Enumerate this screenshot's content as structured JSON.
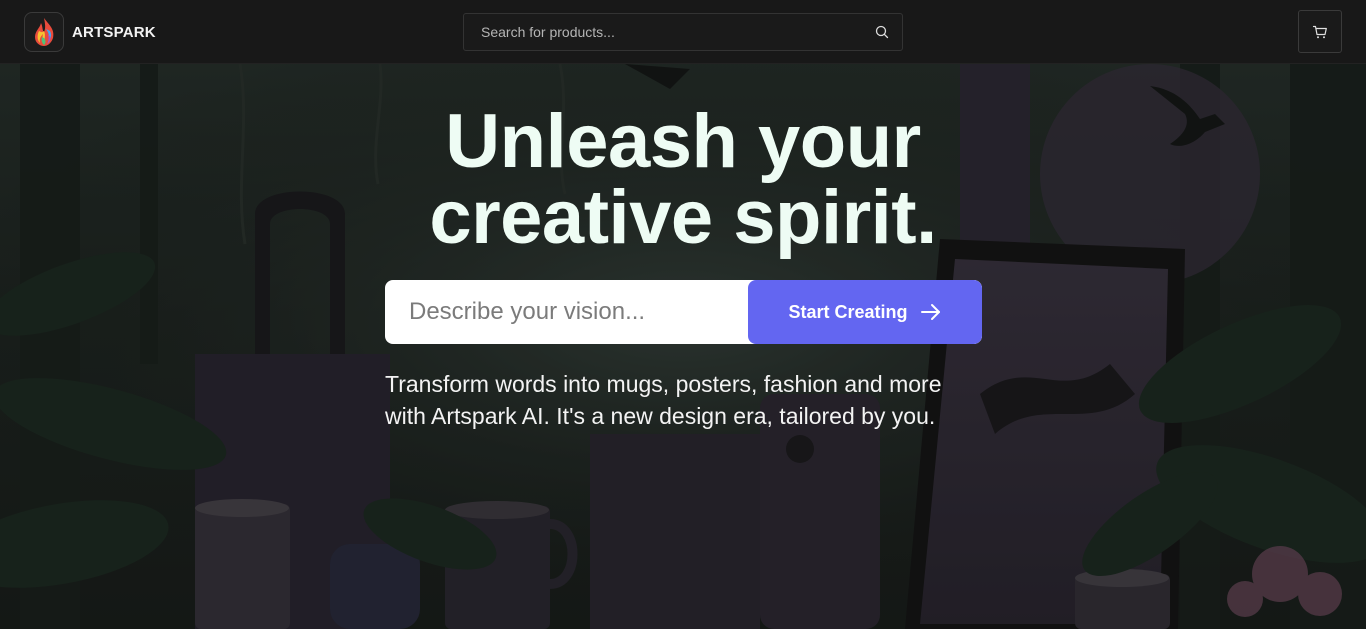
{
  "header": {
    "brand_name": "ARTSPARK",
    "logo_icon": "flame-logo-icon",
    "search": {
      "placeholder": "Search for products...",
      "value": ""
    },
    "search_icon": "search-icon",
    "cart_icon": "cart-icon"
  },
  "hero": {
    "title_line1": "Unleash your",
    "title_line2": "creative spirit.",
    "vision_input": {
      "placeholder": "Describe your vision...",
      "value": ""
    },
    "cta_label": "Start Creating",
    "cta_icon": "arrow-right-icon",
    "subtitle": "Transform words into mugs, posters, fashion and more with Artspark AI. It's a new design era, tailored by you."
  },
  "colors": {
    "topbar_bg": "#181818",
    "accent": "#6366f1",
    "title_text": "#eefcf4"
  }
}
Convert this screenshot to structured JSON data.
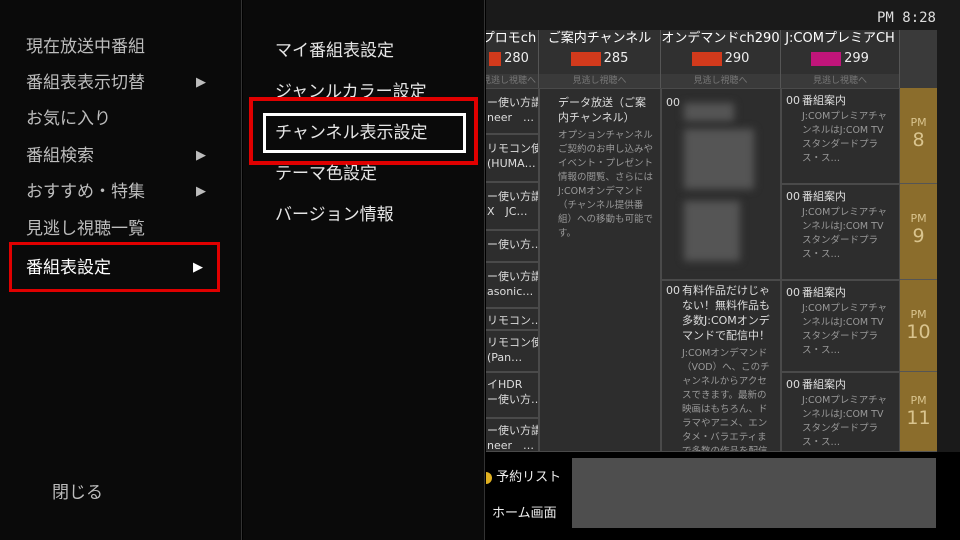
{
  "left_menu": {
    "items": [
      {
        "label": "現在放送中番組",
        "arrow": ""
      },
      {
        "label": "番組表表示切替",
        "arrow": "▶"
      },
      {
        "label": "お気に入り",
        "arrow": ""
      },
      {
        "label": "番組検索",
        "arrow": "▶"
      },
      {
        "label": "おすすめ・特集",
        "arrow": "▶"
      },
      {
        "label": "見逃し視聴一覧",
        "arrow": ""
      },
      {
        "label": "番組表設定",
        "arrow": "▶"
      }
    ],
    "close_label": "閉じる"
  },
  "sub_menu": {
    "items": [
      {
        "label": "マイ番組表設定"
      },
      {
        "label": "ジャンルカラー設定"
      },
      {
        "label": "チャンネル表示設定"
      },
      {
        "label": "テーマ色設定"
      },
      {
        "label": "バージョン情報"
      }
    ]
  },
  "epg": {
    "clock": "PM 8:28",
    "channels": [
      {
        "name": "プロモch",
        "number": "280"
      },
      {
        "name": "ご案内チャンネル",
        "number": "285"
      },
      {
        "name": "オンデマンドch290",
        "number": "290"
      },
      {
        "name": "J:COMプレミアCH",
        "number": "299"
      }
    ],
    "strip_label": "見逃し視聴へ",
    "col1_cells": [
      "ー使い方講\nneer　…",
      "リモコン使\n(HUMA…",
      "ー使い方講\nX　JC…",
      "ー使い方…",
      "ー使い方講\nasonic…",
      "リモコン…",
      "リモコン使\n(Pan…",
      "イHDR\nー使い方…",
      "ー使い方講\nneer　…"
    ],
    "col2": {
      "min": "",
      "title": "データ放送（ご案内チャンネル）",
      "desc": "オプションチャンネルご契約のお申し込みやイベント・プレゼント情報の閲覧、さらにはJ:COMオンデマンド（チャンネル提供番組）への移動も可能です。"
    },
    "col3_top_min": "00",
    "col3_bottom": {
      "min": "00",
      "title": "有料作品だけじゃない！無料作品も多数J:COMオンデマンドで配信中！",
      "desc": "J:COMオンデマンド（VOD）へ、このチャンネルからアクセスできます。最新の映画はもちろん、ドラマやアニメ、エンタメ・バラエティまで多数の作品を配信中。"
    },
    "col4_cells": [
      {
        "min": "00",
        "title": "番組案内",
        "desc": "J:COMプレミアチャンネルはJ:COM TV スタンダードプラス・ス…"
      },
      {
        "min": "00",
        "title": "番組案内",
        "desc": "J:COMプレミアチャンネルはJ:COM TV スタンダードプラス・ス…"
      },
      {
        "min": "00",
        "title": "番組案内",
        "desc": "J:COMプレミアチャンネルはJ:COM TV スタンダードプラス・ス…"
      },
      {
        "min": "00",
        "title": "番組案内",
        "desc": "J:COMプレミアチャンネルはJ:COM TV スタンダードプラス・ス…"
      }
    ],
    "times": [
      {
        "ampm": "PM",
        "hour": "8"
      },
      {
        "ampm": "PM",
        "hour": "9"
      },
      {
        "ampm": "PM",
        "hour": "10"
      },
      {
        "ampm": "PM",
        "hour": "11"
      }
    ],
    "bottom": {
      "reserve_label": "予約リスト",
      "home_label": "ホーム画面"
    }
  }
}
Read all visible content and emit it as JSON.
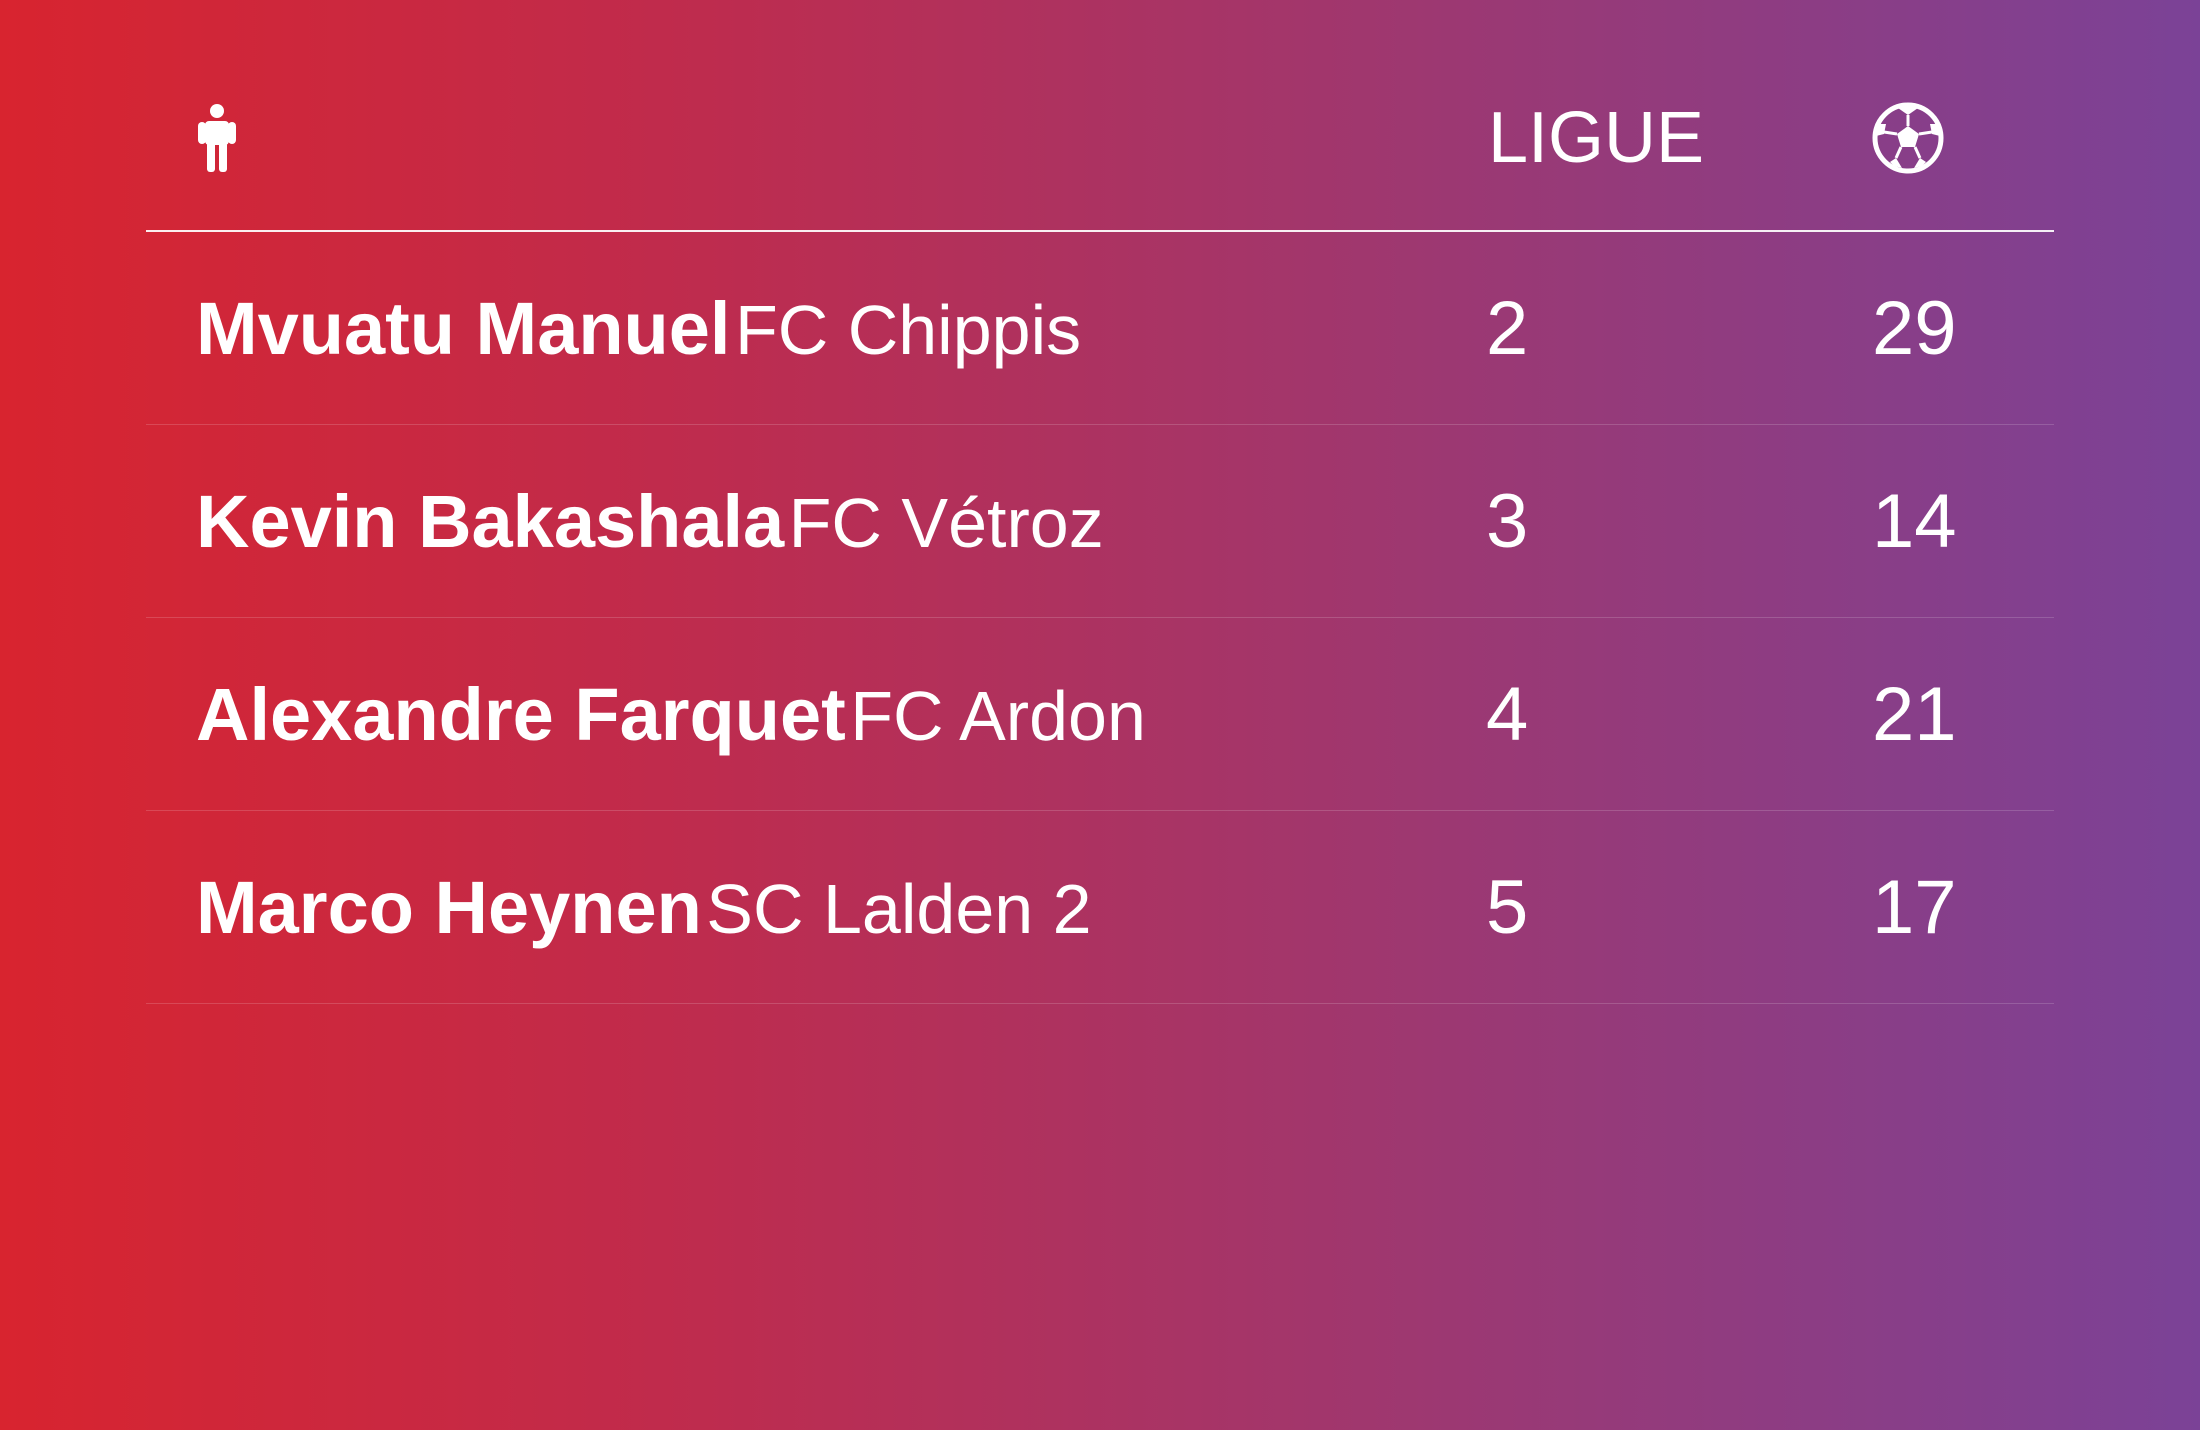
{
  "header": {
    "player_icon": "person-icon",
    "league_label": "LIGUE",
    "goals_icon": "soccer-ball-icon"
  },
  "colors": {
    "gradient_start": "#d8242f",
    "gradient_end": "#7b4297",
    "text": "#ffffff"
  },
  "rows": [
    {
      "name": "Mvuatu Manuel",
      "club": "FC Chippis",
      "league": "2",
      "goals": "29"
    },
    {
      "name": "Kevin Bakashala",
      "club": "FC Vétroz",
      "league": "3",
      "goals": "14"
    },
    {
      "name": "Alexandre Farquet",
      "club": "FC Ardon",
      "league": "4",
      "goals": "21"
    },
    {
      "name": "Marco Heynen",
      "club": "SC Lalden 2",
      "league": "5",
      "goals": "17"
    }
  ]
}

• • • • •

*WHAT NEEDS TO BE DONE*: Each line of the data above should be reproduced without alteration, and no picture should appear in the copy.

*ANSWER BOX*:
Enumerate this screenshot's content as structured JSON.
{
  "header": {
    "brand_name": "ARTSPARK",
    "logo_icon": "flame-logo-icon",
    "search": {
      "placeholder": "Search for products...",
      "value": ""
    },
    "search_icon": "search-icon",
    "cart_icon": "cart-icon"
  },
  "hero": {
    "title_line1": "Unleash your",
    "title_line2": "creative spirit.",
    "vision_input": {
      "placeholder": "Describe your vision...",
      "value": ""
    },
    "cta_label": "Start Creating",
    "cta_icon": "arrow-right-icon",
    "subtitle": "Transform words into mugs, posters, fashion and more with Artspark AI. It's a new design era, tailored by you."
  },
  "colors": {
    "topbar_bg": "#181818",
    "accent": "#6366f1",
    "title_text": "#eefcf4"
  }
}
Convert this screenshot to structured JSON data.
{
  "left_menu": {
    "items": [
      {
        "label": "現在放送中番組",
        "arrow": ""
      },
      {
        "label": "番組表表示切替",
        "arrow": "▶"
      },
      {
        "label": "お気に入り",
        "arrow": ""
      },
      {
        "label": "番組検索",
        "arrow": "▶"
      },
      {
        "label": "おすすめ・特集",
        "arrow": "▶"
      },
      {
        "label": "見逃し視聴一覧",
        "arrow": ""
      },
      {
        "label": "番組表設定",
        "arrow": "▶"
      }
    ],
    "close_label": "閉じる"
  },
  "sub_menu": {
    "items": [
      {
        "label": "マイ番組表設定"
      },
      {
        "label": "ジャンルカラー設定"
      },
      {
        "label": "チャンネル表示設定"
      },
      {
        "label": "テーマ色設定"
      },
      {
        "label": "バージョン情報"
      }
    ]
  },
  "epg": {
    "clock": "PM 8:28",
    "channels": [
      {
        "name": "プロモch",
        "number": "280"
      },
      {
        "name": "ご案内チャンネル",
        "number": "285"
      },
      {
        "name": "オンデマンドch290",
        "number": "290"
      },
      {
        "name": "J:COMプレミアCH",
        "number": "299"
      }
    ],
    "strip_label": "見逃し視聴へ",
    "col1_cells": [
      "ー使い方講\nneer　…",
      "リモコン使\n(HUMA…",
      "ー使い方講\nX　JC…",
      "ー使い方…",
      "ー使い方講\nasonic…",
      "リモコン…",
      "リモコン使\n(Pan…",
      "イHDR\nー使い方…",
      "ー使い方講\nneer　…"
    ],
    "col2": {
      "min": "",
      "title": "データ放送（ご案内チャンネル）",
      "desc": "オプションチャンネルご契約のお申し込みやイベント・プレゼント情報の閲覧、さらにはJ:COMオンデマンド（チャンネル提供番組）への移動も可能です。"
    },
    "col3_top_min": "00",
    "col3_bottom": {
      "min": "00",
      "title": "有料作品だけじゃない！無料作品も多数J:COMオンデマンドで配信中！",
      "desc": "J:COMオンデマンド（VOD）へ、このチャンネルからアクセスできます。最新の映画はもちろん、ドラマやアニメ、エンタメ・バラエティまで多数の作品を配信中。"
    },
    "col4_cells": [
      {
        "min": "00",
        "title": "番組案内",
        "desc": "J:COMプレミアチャンネルはJ:COM TV スタンダードプラス・ス…"
      },
      {
        "min": "00",
        "title": "番組案内",
        "desc": "J:COMプレミアチャンネルはJ:COM TV スタンダードプラス・ス…"
      },
      {
        "min": "00",
        "title": "番組案内",
        "desc": "J:COMプレミアチャンネルはJ:COM TV スタンダードプラス・ス…"
      },
      {
        "min": "00",
        "title": "番組案内",
        "desc": "J:COMプレミアチャンネルはJ:COM TV スタンダードプラス・ス…"
      }
    ],
    "times": [
      {
        "ampm": "PM",
        "hour": "8"
      },
      {
        "ampm": "PM",
        "hour": "9"
      },
      {
        "ampm": "PM",
        "hour": "10"
      },
      {
        "ampm": "PM",
        "hour": "11"
      }
    ],
    "bottom": {
      "reserve_label": "予約リスト",
      "home_label": "ホーム画面"
    }
  }
}
Read all visible content and emit it as JSON.
{
  "header": {
    "player_icon": "person-icon",
    "league_label": "LIGUE",
    "goals_icon": "soccer-ball-icon"
  },
  "colors": {
    "gradient_start": "#d8242f",
    "gradient_end": "#7b4297",
    "text": "#ffffff"
  },
  "rows": [
    {
      "name": "Mvuatu Manuel",
      "club": "FC Chippis",
      "league": "2",
      "goals": "29"
    },
    {
      "name": "Kevin Bakashala",
      "club": "FC Vétroz",
      "league": "3",
      "goals": "14"
    },
    {
      "name": "Alexandre Farquet",
      "club": "FC Ardon",
      "league": "4",
      "goals": "21"
    },
    {
      "name": "Marco Heynen",
      "club": "SC Lalden 2",
      "league": "5",
      "goals": "17"
    }
  ]
}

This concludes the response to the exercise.